No trip to NYC would be complete without taking in at least one show on Broadway, and we were lucky enough to see two in our short four-day trip. The first was Rock of Ages. My husband and I actually went on a date to see the movie when it was released a few years back, so we were already familiar with the story and new it would be right up our alley. Also, it’s one of the few shows that plays on Sunday evenings and we lucked out getting half-price tickets from TKTS on the Square the day of the show. Wahoo! The plot strayed from the movie version a little, at the same time offering even more electrically charged raunchiness and hilarity. It also included a couple of unexpected songs in the second act that weren’t in the movie. All in all, Rock of Ages is a great show and tons of fun to take in.

Based on the recommendation of nearly everyone we talked to, the second show we saw was Kinky Boots. Let me just say this was the greatest show I’ve ever seen, bar none. Lola is the drag queen and central character of the story about a struggling mens’ shoe factory in England at the turn of the century. Played by Billy Porter, this performance earned him a Tony in 2013 and it’s not hard to see why, it was spot-on. With a score by Cindy Lauper, phenomenal supporting cast, and wonderful message of accepting others and being yourself, Kinky Boots was awesome!

Seeing the amazing Jimmy Fallon during the second week of his new Tonight Show format was another major highlight. I’ve always regarded Fallon as extremely talented, and getting to see his live show only served to reinforce my belief. While we were in the neighbourhood for the live taping of the show, I made my husband’s year by asking if we could go skating at Rockefeller Center. (He’s a good, hockey-loving Canadian boy, and we had never been skating together in the nearly 20 years we’ve been a couple.) Aside from the steep price tag for our two admission tickets and skate rental fees, I’m glad we had this once-in-a-lifetime experience. I had a blast, and dare I say may have even redeemed myself as an adequate skater —both in my husband’s eyes and as a good Canadian girl.

I find the history and architecture of NYC absolutely fascinating. I could literally walk around for days just gawking at buildings—admiring the architectural details, and sheer magnificence of it all. I particularly fell in love with SoHo’s quaint buildings and adorable cobblestone streets. The charm had me caught up in a daydream, losing myself in a fantasy of becoming a writer and spending countless days in coffee shops.

By far, the greatest gift of our trip to NYC is the indescribable feeling of change it sparked in me. We stayed in an adorable boutique hotel, The Muse, and the city itself is beyond amusing. I may even go as far as to say New York has been a muse for me. Irrefutably, it stirred something in me. The tiniest spark seems to have ignited a little fire in my belly, and I have the sensation of a dormant dream being awakened.

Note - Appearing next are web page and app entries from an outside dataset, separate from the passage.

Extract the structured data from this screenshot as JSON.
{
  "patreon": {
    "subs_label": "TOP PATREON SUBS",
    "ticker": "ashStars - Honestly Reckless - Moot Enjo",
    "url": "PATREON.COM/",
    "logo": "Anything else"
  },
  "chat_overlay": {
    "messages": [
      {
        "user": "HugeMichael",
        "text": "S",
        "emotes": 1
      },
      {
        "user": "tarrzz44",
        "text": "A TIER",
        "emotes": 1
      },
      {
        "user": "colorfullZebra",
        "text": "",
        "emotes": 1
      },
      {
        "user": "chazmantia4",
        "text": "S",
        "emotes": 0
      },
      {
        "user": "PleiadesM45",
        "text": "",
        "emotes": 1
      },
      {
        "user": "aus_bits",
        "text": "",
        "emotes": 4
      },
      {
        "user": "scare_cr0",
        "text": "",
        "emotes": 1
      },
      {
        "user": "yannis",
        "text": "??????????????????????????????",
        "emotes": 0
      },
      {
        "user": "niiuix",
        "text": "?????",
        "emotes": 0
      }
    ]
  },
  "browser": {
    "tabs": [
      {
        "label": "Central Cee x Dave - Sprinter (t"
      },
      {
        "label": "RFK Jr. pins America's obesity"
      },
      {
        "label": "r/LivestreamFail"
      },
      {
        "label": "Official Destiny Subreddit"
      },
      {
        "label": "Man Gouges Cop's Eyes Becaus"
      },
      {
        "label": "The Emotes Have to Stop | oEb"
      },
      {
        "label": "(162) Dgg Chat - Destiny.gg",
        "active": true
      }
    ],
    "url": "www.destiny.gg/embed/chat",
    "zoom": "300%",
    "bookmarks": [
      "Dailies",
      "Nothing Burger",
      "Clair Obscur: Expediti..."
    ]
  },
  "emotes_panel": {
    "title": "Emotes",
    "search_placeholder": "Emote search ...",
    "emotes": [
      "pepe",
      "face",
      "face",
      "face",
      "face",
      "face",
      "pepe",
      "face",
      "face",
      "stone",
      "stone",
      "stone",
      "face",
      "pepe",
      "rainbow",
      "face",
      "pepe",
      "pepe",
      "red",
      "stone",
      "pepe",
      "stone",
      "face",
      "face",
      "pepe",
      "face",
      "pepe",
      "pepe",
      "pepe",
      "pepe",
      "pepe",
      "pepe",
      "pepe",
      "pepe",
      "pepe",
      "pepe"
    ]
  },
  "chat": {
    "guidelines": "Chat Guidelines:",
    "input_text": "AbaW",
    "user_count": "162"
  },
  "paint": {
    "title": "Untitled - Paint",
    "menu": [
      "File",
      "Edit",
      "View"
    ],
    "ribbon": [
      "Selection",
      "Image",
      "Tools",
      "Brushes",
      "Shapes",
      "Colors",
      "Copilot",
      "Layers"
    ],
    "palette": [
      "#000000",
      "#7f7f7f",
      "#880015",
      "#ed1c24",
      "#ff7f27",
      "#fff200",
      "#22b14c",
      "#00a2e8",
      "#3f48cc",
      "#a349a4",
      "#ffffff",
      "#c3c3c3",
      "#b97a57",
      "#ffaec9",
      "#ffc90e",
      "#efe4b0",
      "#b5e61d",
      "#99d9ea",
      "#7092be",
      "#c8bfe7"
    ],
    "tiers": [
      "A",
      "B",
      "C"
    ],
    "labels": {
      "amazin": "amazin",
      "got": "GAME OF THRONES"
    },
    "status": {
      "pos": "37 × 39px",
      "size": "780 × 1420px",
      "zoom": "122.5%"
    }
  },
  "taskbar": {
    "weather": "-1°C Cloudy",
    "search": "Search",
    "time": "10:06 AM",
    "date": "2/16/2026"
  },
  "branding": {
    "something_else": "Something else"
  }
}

Maybe it’s the symbolism as a place where dreams are born and made. Or maybe it’s the people—so many of whom have had to overcome all kinds of adversity, and others who continue fight every single day for the chance to do what they love. I’ve noticed I now have a slightly different view of life and many new ideas are starting to bubble up to the surface. Is this what they call inspiration? Maybe.

Whatever you call it, I feel as though the stories of my heart, which have been locked away deep down inside for so long I’d almost forgotten were there, are now trying to break free. And so I’d like to thank you, New York City, from the bottom of my heart, for loosening the shackles and helping me see a whole new world of possibility. I am forever grateful we had the chance to meet once again, and I sincerely hope to return to you before another 10 years pass.

Until next time.